I want to support people whose values I share to run for office, to wage campaigns, to advocate for public position, to be supported both in politics and government to do what is right. I have a new organization, Onward Together, where we are taking these small startups that came out after the election and looking to encourage more people, particularly young people and young women, to run for office at all levels of government. But we also want to encourage people to get more engaged in our civic life—to understand what a town hall meeting is, to use your voice and your vote to influence politics and the people who represent us. I’m very committed to doing everything I can to help the Democrats take back the House and to maintain if not grow our position in the Senate as a check and balance on the current Administration.

I don’t want anyone to be discouraged by my defeat or say that they shouldn’t try or support others who will try. We can’t give up trying. This past election was unprecedented in so many ways. In my upcoming book I try to sort out what I could have done differently, what my campaign could have done differently. But you also have to recognize that you had the unprecedented intervention by an FBI director. You had a foreign adversary successfully influence the election. You had voter suppression aimed primarily at African Americans and young voters. And you had sexism, which was front and center. We have to prevent those things from ever happening again. And some of those are long-term challenges.

I’m going to spend time during my book tour, and for many years to come, talking about what we need to learn about what was done to us in this election. Every day that goes by, we seem to learn more about the interference and the profound impact of that on the outcome. And that should terrify every American. I don’t care if you’re Republican or Democratic or what your independent leanings might be, what party you might belong to, we cannot tolerate being manipulated by a foreign power, especially one that is so bent on destabilizing democracy as Russia and its current leadership is.

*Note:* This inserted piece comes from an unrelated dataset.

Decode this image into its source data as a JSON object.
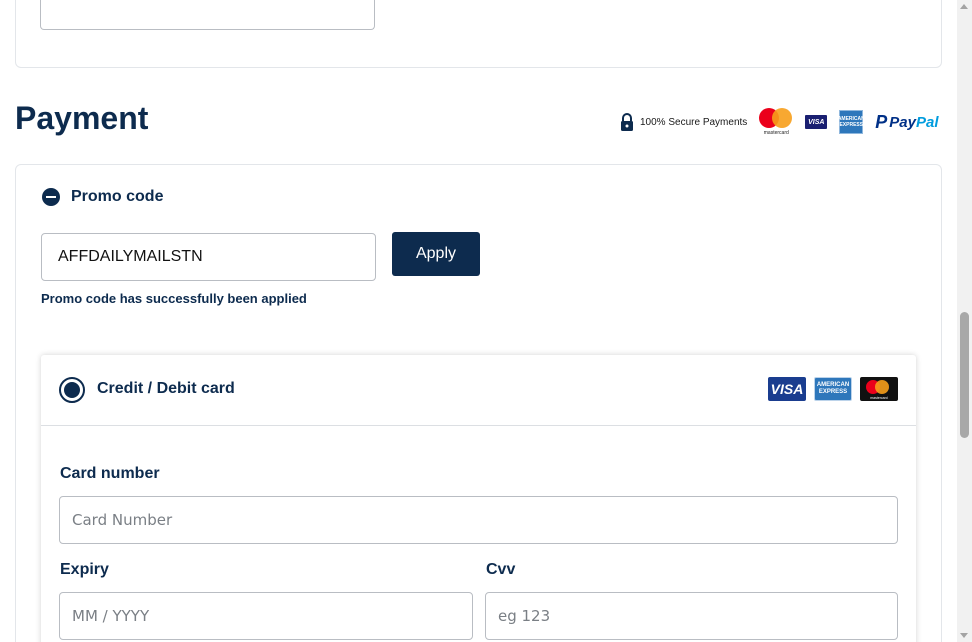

I also want my presidential campaign to have helped pave the way for young women who come behind me. Because even though we didn’t win, we made the sight of a woman nominee more familiar, and we brought the possibility of a woman President closer. We brought into the mainstream the thought of a woman leader for our country—and that’s a big deal. Everyone who played a role in making that happen should be deeply proud. We ran into some big speed bumps right at the end, and I believe I would have won but for those, and that’s what I want people to believe. We have to get back up and get back out there. Don’t be discouraged. Don’t give up. The fight was worth it.

Clinton, who has served as First Lady, Senator and Secretary of State, was the Democratic Party nominee for President in the 2016 election.

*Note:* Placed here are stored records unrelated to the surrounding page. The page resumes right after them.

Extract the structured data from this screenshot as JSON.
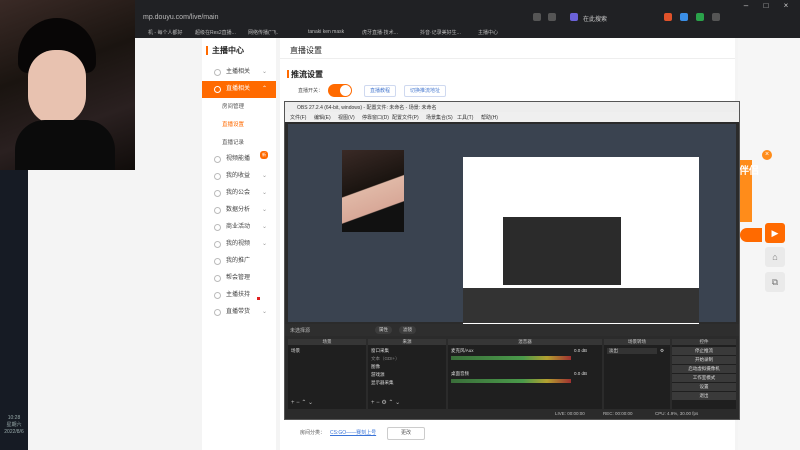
{
  "browser": {
    "url": "mp.douyu.com/live/main",
    "search_placeholder": "在此搜索",
    "bookmarks": [
      "机 - 每个人都好",
      "超级在Res2直播...",
      "网络传播(\"飞.",
      "tanaki ken mask",
      "虎牙直播·技术...",
      "抖音·记录美好生...",
      "主播中心"
    ]
  },
  "desktop": {
    "time": "10:28",
    "weekday": "星期六",
    "date": "2022/8/6"
  },
  "sidebar": {
    "title": "主播中心",
    "items": [
      {
        "label": "主播相关"
      },
      {
        "label": "直播相关",
        "active": true
      },
      {
        "label": "视频能播"
      },
      {
        "label": "我的收益"
      },
      {
        "label": "我的公会"
      },
      {
        "label": "数据分析"
      },
      {
        "label": "商业活动"
      },
      {
        "label": "我的视频"
      },
      {
        "label": "我的推广"
      },
      {
        "label": "帮会管理"
      },
      {
        "label": "主播扶持"
      },
      {
        "label": "直播带货"
      }
    ],
    "subitems": [
      {
        "label": "房间管理"
      },
      {
        "label": "直播设置",
        "current": true
      },
      {
        "label": "直播记录"
      }
    ],
    "badge": "新"
  },
  "main": {
    "title": "直播设置",
    "section_title": "推流设置",
    "switch_label": "直播开关：",
    "switch_on": true,
    "link_tutorial": "直播教程",
    "link_tool": "切换推流地址",
    "room_category_label": "房间分类：",
    "room_category_value": "CS:GO——赛刻上号",
    "change_button": "更改"
  },
  "promo": {
    "text": "伴侣",
    "close": "×"
  },
  "obs": {
    "title": "OBS 27.2.4 (64-bit, windows) - 配置文件: 未命名 - 场景: 未命名",
    "menu": [
      "文件(F)",
      "编辑(E)",
      "视图(V)",
      "停靠窗口(D)",
      "配置文件(P)",
      "场景集合(S)",
      "工具(T)",
      "帮助(H)"
    ],
    "no_source": "未选择源",
    "props_btn": "属性",
    "filter_btn": "滤镜",
    "docks": {
      "scenes": {
        "title": "场景",
        "items": [
          "场景"
        ]
      },
      "sources": {
        "title": "来源",
        "items": [
          "窗口采集",
          "文本（GDI+）",
          "图像",
          "游戏源",
          "显示器采集"
        ]
      },
      "mixer": {
        "title": "混音器",
        "tracks": [
          {
            "name": "麦克风/Aux",
            "level": "0.0 dB"
          },
          {
            "name": "桌面音频",
            "level": "0.0 dB"
          }
        ]
      },
      "transitions": {
        "title": "场景转场",
        "value": "淡出"
      },
      "controls": {
        "title": "控件",
        "buttons": [
          "停止推流",
          "开始录制",
          "启动虚拟摄像机",
          "工作室模式",
          "设置",
          "退出"
        ]
      }
    },
    "status": {
      "live": "LIVE: 00:00:00",
      "rec": "REC: 00:00:00",
      "cpu": "CPU: 4.9%, 30.00 fps"
    }
  },
  "colors": {
    "accent": "#ff6a00",
    "link": "#3a74d8"
  }
}
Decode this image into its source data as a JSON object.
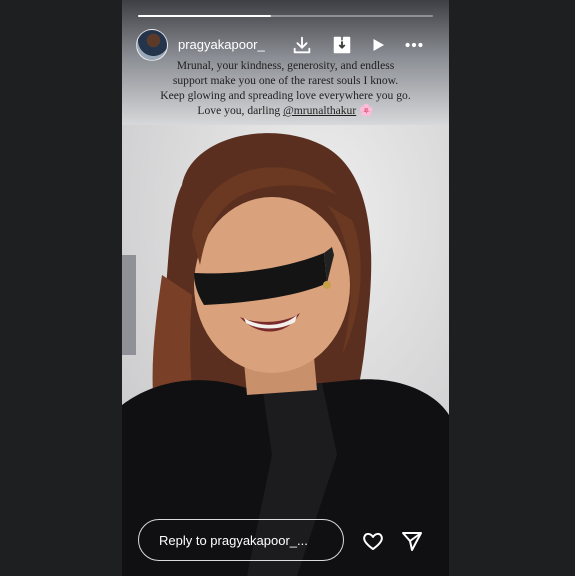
{
  "story": {
    "username": "pragyakapoor_",
    "progress": 0.45,
    "caption_line1": "Mrunal, your kindness, generosity, and endless",
    "caption_line2": "support make you one of the rarest souls I know.",
    "caption_line3": "Keep glowing and spreading love everywhere you go.",
    "caption_line4_prefix": "Love you, darling ",
    "caption_mention": "@mrunalthakur",
    "caption_emoji": "🌸",
    "reply_placeholder": "Reply to pragyakapoor_..."
  },
  "icons": {
    "download": "download-icon",
    "save": "save-icon",
    "play": "play-icon",
    "more": "more-icon",
    "like": "heart-icon",
    "share": "send-icon"
  }
}
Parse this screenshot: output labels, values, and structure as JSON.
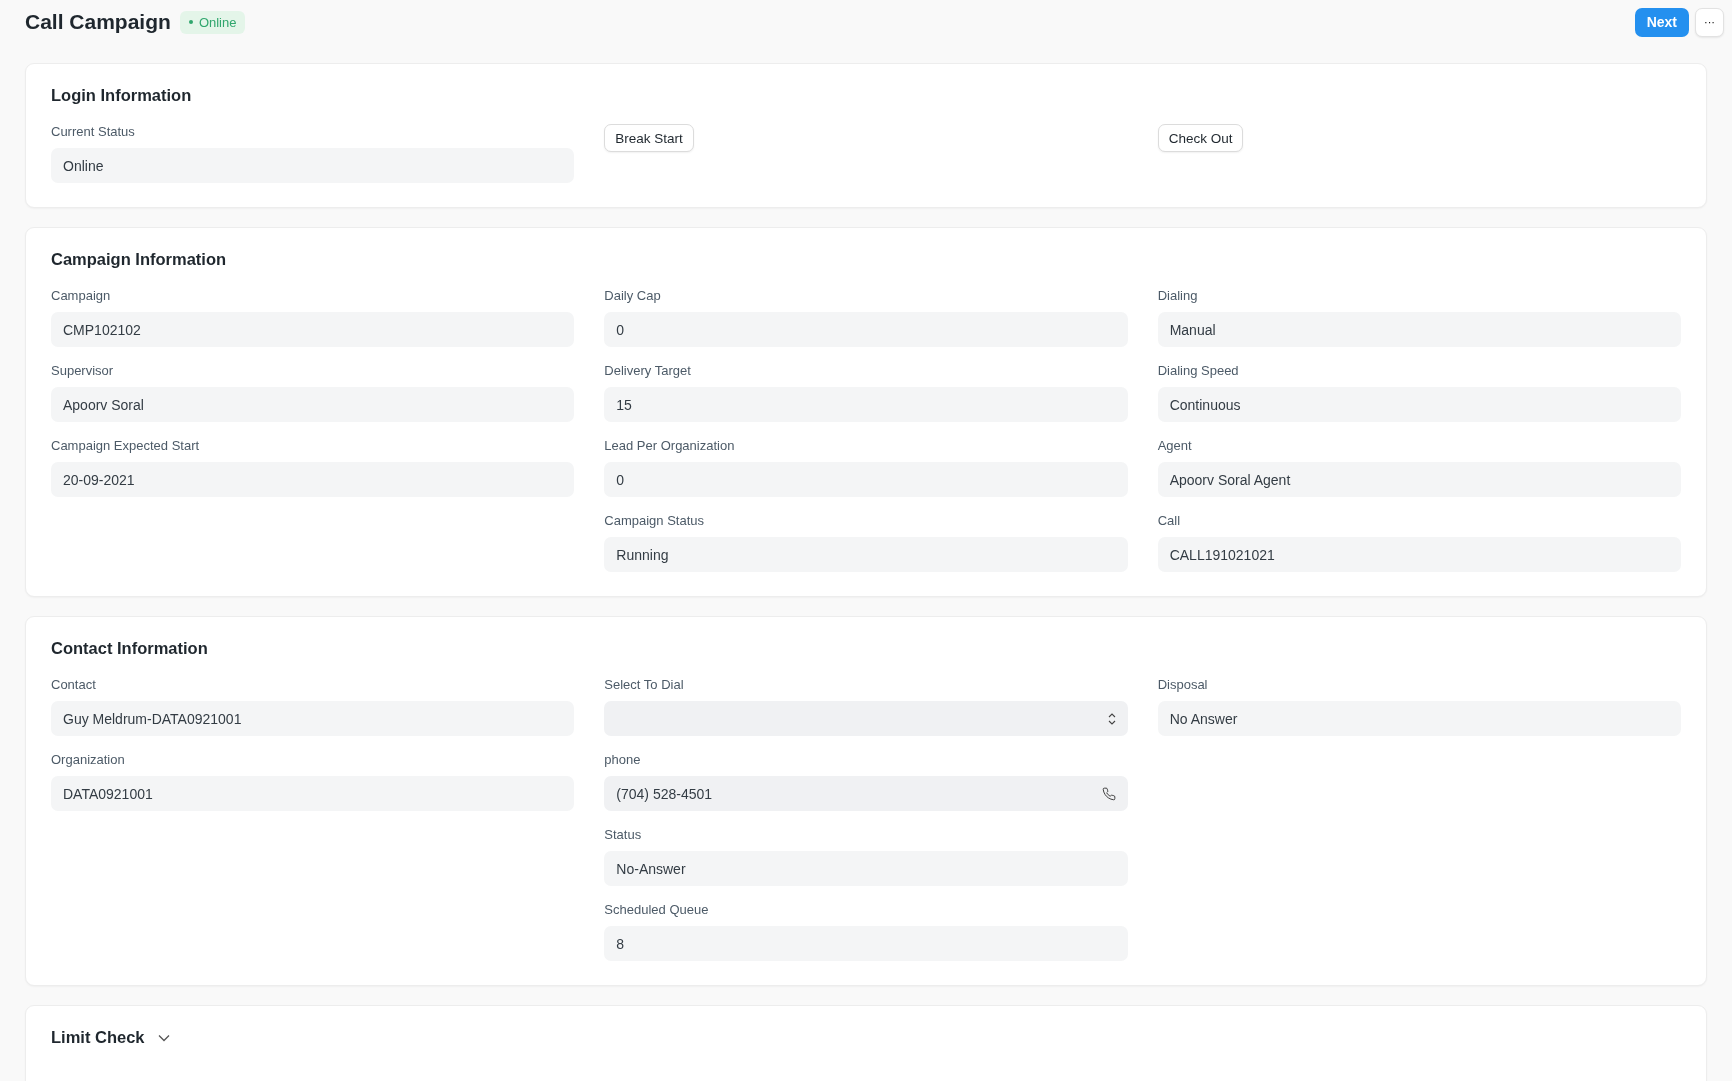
{
  "header": {
    "title": "Call Campaign",
    "status_badge": "Online",
    "actions": [
      {
        "kind": "primary",
        "label": "Next"
      },
      {
        "kind": "menu",
        "label": "···"
      }
    ]
  },
  "sections": [
    {
      "title": "Login Information",
      "expanded": true,
      "columns": [
        [
          {
            "kind": "field",
            "label": "Current Status",
            "value": "Online"
          }
        ],
        [
          {
            "kind": "button",
            "label": "Break Start"
          }
        ],
        [
          {
            "kind": "button",
            "label": "Check Out"
          }
        ]
      ]
    },
    {
      "title": "Campaign Information",
      "expanded": true,
      "columns": [
        [
          {
            "kind": "field",
            "label": "Campaign",
            "value": "CMP102102"
          },
          {
            "kind": "field",
            "label": "Supervisor",
            "value": "Apoorv Soral"
          },
          {
            "kind": "field",
            "label": "Campaign Expected Start",
            "value": "20-09-2021"
          }
        ],
        [
          {
            "kind": "field",
            "label": "Daily Cap",
            "value": "0"
          },
          {
            "kind": "field",
            "label": "Delivery Target",
            "value": "15"
          },
          {
            "kind": "field",
            "label": "Lead Per Organization",
            "value": "0"
          },
          {
            "kind": "field",
            "label": "Campaign Status",
            "value": "Running"
          }
        ],
        [
          {
            "kind": "field",
            "label": "Dialing",
            "value": "Manual"
          },
          {
            "kind": "field",
            "label": "Dialing Speed",
            "value": "Continuous"
          },
          {
            "kind": "field",
            "label": "Agent",
            "value": "Apoorv Soral Agent"
          },
          {
            "kind": "field",
            "label": "Call",
            "value": "CALL191021021"
          }
        ]
      ]
    },
    {
      "title": "Contact Information",
      "expanded": true,
      "columns": [
        [
          {
            "kind": "field",
            "label": "Contact",
            "value": "Guy Meldrum-DATA0921001"
          },
          {
            "kind": "field",
            "label": "Organization",
            "value": "DATA0921001"
          }
        ],
        [
          {
            "kind": "select",
            "label": "Select To Dial"
          },
          {
            "kind": "phone",
            "label": "phone",
            "value": "(704) 528-4501"
          },
          {
            "kind": "field",
            "label": "Status",
            "value": "No-Answer"
          },
          {
            "kind": "field",
            "label": "Scheduled Queue",
            "value": "8"
          }
        ],
        [
          {
            "kind": "field",
            "label": "Disposal",
            "value": "No Answer"
          }
        ]
      ]
    },
    {
      "title": "Limit Check",
      "expanded": false
    }
  ]
}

Back to Firsts

TIME may receive compensation for some links to products and services on this website. Offers may be subject to change without notice.